“The culture at OL in France has a LONG way to go," said Megan Rapinoe, who plays for sister club OL Reign. (Anne-Marie Sorvin/USA TODAY Sports)

Megan Rapinoe slammed Olympique Lyonnais for their treatment of a former player. The French club withheld pay from the player during her pregnancy.

Rapinoe called the treatment “utterly disgraceful.” The veteran U.S. women’s national team forward plays for Lyon’s sister team in the NWSL, OL Reign.

“The culture at OL in France has a LONG way to go. Y’all love to talk about how much you support women, but this math is not mathing,” she wrote. “I implore you to be the club that is ALWAYS supporting women, not the club that once did.”

Sara Björk Gunnarsdóttir, who is now with Juventus, played for Lyon from 2020-22. During her tenure with the team, she became pregnant. While initially supportive, Lyon later withheld pay and did not remain in contact with her throughout her pregnancy.

Lyon cited it as an issue with French law, but FIFA rules established in late 2020 dictate that players receive pregnancy and maternity leave.

While Gunnarsdóttir eventually took the issue to international players union FIFPRO, she was told she wouldn’t have a future with the club if she were to take the issue to FIFA.

“I couldn’t wrap my head around that. I was just shocked,” Gunnarsdóttir wrote for The Players Tribune. “And I’ll be honest, I was hurt. The whole situation made me feel crazy. How could any team get away with this?”

The Icelandic star later returned to the club, but she was told she couldn’t bring her son on away trips.

“The understanding between us just was not there, and I felt that,” she wrote. “They always made me feel like it was a negative thing that I had a baby.”

Gunnarsdóttir and FIFPRO won a lawsuit against the club, which was ordered to pay her full salary of more than €82,000 plus interest.

Per FIFA, the club failed to follow the “duty of care,” noting their lack of contact with the player during her pregnancy.

“No one was really checking on me, following up, seeing how I was doing mentally and physically, both as an employee, but also as a human being,” Gunnarsdóttir wrote. “Basically, they had a responsibility to look after me, and they didn’t.”

Other maternity policies also have come under fire recently.
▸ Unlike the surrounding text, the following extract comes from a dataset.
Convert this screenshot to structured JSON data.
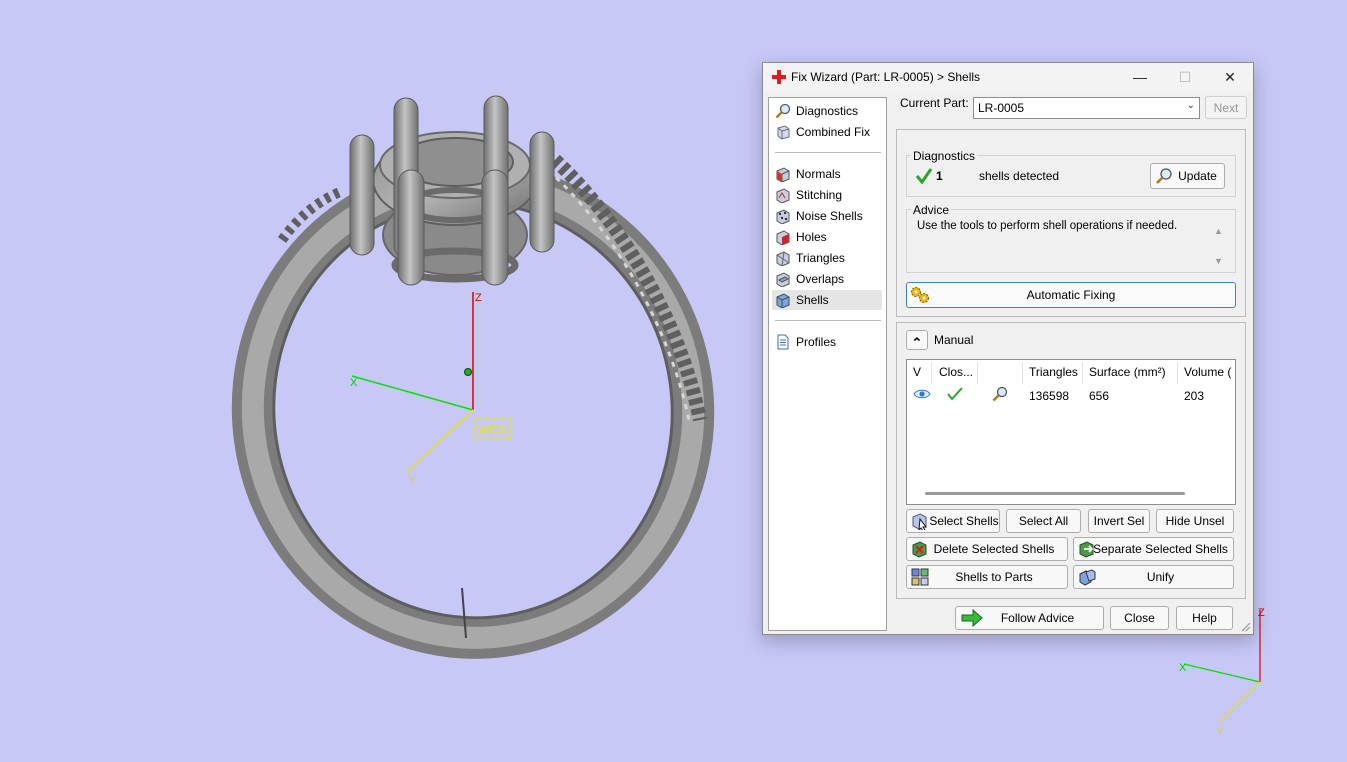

Emma Mukandi, who plays for Reading in the Women’s Super League, has criticized the English Football Association, which only guarantees new mothers 14 weeks of full play. The policy is also discriminatory toward poorer clubs, as new mothers receive less support, she said.
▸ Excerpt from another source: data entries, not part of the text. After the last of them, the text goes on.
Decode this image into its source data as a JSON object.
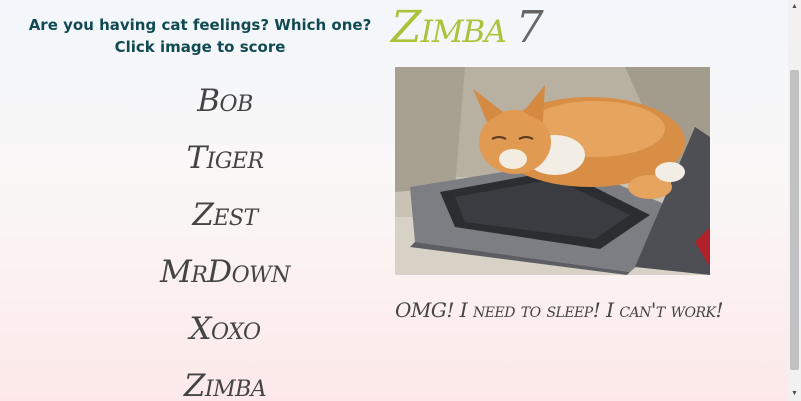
{
  "prompt": {
    "text": "Are you having cat feelings? Which one? Click image to score"
  },
  "header": {
    "cat_name": "Zimba",
    "score": "7"
  },
  "cats": [
    {
      "label": "Bob"
    },
    {
      "label": "Tiger"
    },
    {
      "label": "Zest"
    },
    {
      "label": "MrDown"
    },
    {
      "label": "Xoxo"
    },
    {
      "label": "Zimba"
    }
  ],
  "photo": {
    "alt": "Ginger cat sleeping on a laptop"
  },
  "caption": {
    "text": "OMG! I need to sleep! I can't work!"
  },
  "colors": {
    "accent": "#a9c43a",
    "prompt_text": "#114a52",
    "body_text": "#444444"
  },
  "icons": {
    "scroll_up": "triangle-up-icon",
    "scroll_down": "triangle-down-icon"
  }
}
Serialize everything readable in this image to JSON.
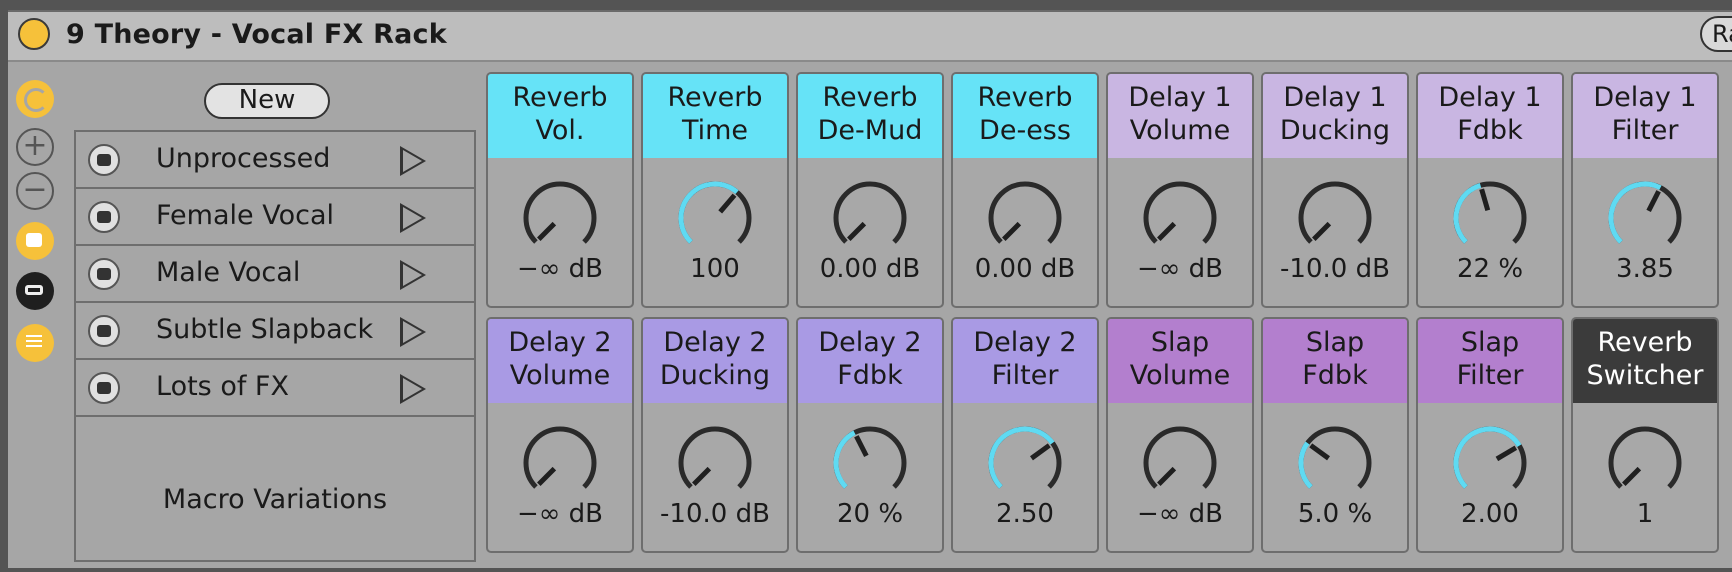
{
  "device": {
    "title": "9 Theory - Vocal FX Rack",
    "right_button_label": "Ra",
    "accent": "#f6c13a"
  },
  "left_buttons": [
    "macro-mapping-icon",
    "plus-icon",
    "minus-icon",
    "camera-icon",
    "mute-icon",
    "list-icon"
  ],
  "variations": {
    "new_label": "New",
    "items": [
      "Unprocessed",
      "Female Vocal",
      "Male Vocal",
      "Subtle Slapback",
      "Lots of FX"
    ],
    "footer": "Macro Variations"
  },
  "colors": {
    "reverb": "#66e3f7",
    "delay1": "#c9b6e2",
    "delay2": "#a99ae4",
    "slap": "#b37fce",
    "switcher": "#3b3b3b",
    "arc": "#5fdaf2"
  },
  "macros": [
    {
      "label": [
        "Reverb",
        "Vol."
      ],
      "value": "−∞ dB",
      "level": 0.0,
      "color": "reverb"
    },
    {
      "label": [
        "Reverb",
        "Time"
      ],
      "value": "100",
      "level": 0.65,
      "color": "reverb"
    },
    {
      "label": [
        "Reverb",
        "De-Mud"
      ],
      "value": "0.00 dB",
      "level": 0.0,
      "color": "reverb"
    },
    {
      "label": [
        "Reverb",
        "De-ess"
      ],
      "value": "0.00 dB",
      "level": 0.0,
      "color": "reverb"
    },
    {
      "label": [
        "Delay 1",
        "Volume"
      ],
      "value": "−∞ dB",
      "level": 0.0,
      "color": "delay1"
    },
    {
      "label": [
        "Delay 1",
        "Ducking"
      ],
      "value": "-10.0 dB",
      "level": 0.0,
      "color": "delay1"
    },
    {
      "label": [
        "Delay 1",
        "Fdbk"
      ],
      "value": "22 %",
      "level": 0.44,
      "color": "delay1"
    },
    {
      "label": [
        "Delay 1",
        "Filter"
      ],
      "value": "3.85",
      "level": 0.6,
      "color": "delay1"
    },
    {
      "label": [
        "Delay 2",
        "Volume"
      ],
      "value": "−∞ dB",
      "level": 0.0,
      "color": "delay2"
    },
    {
      "label": [
        "Delay 2",
        "Ducking"
      ],
      "value": "-10.0 dB",
      "level": 0.0,
      "color": "delay2"
    },
    {
      "label": [
        "Delay 2",
        "Fdbk"
      ],
      "value": "20 %",
      "level": 0.4,
      "color": "delay2"
    },
    {
      "label": [
        "Delay 2",
        "Filter"
      ],
      "value": "2.50",
      "level": 0.7,
      "color": "delay2"
    },
    {
      "label": [
        "Slap",
        "Volume"
      ],
      "value": "−∞ dB",
      "level": 0.0,
      "color": "slap"
    },
    {
      "label": [
        "Slap",
        "Fdbk"
      ],
      "value": "5.0 %",
      "level": 0.3,
      "color": "slap"
    },
    {
      "label": [
        "Slap",
        "Filter"
      ],
      "value": "2.00",
      "level": 0.72,
      "color": "slap"
    },
    {
      "label": [
        "Reverb",
        "Switcher"
      ],
      "value": "1",
      "level": 0.0,
      "color": "switcher"
    }
  ]
}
“If you’ve got loads of money at Arsenal, Chelsea and Manchester City, you’ve got loads of great facilities, having a baby there is not an issue at all,” she told BBC Sport. “But the lower down the leagues you go and then money comes into it and facilities, then it’s easier for clubs and CEOs to be like, ‘No, this isn’t happening.'”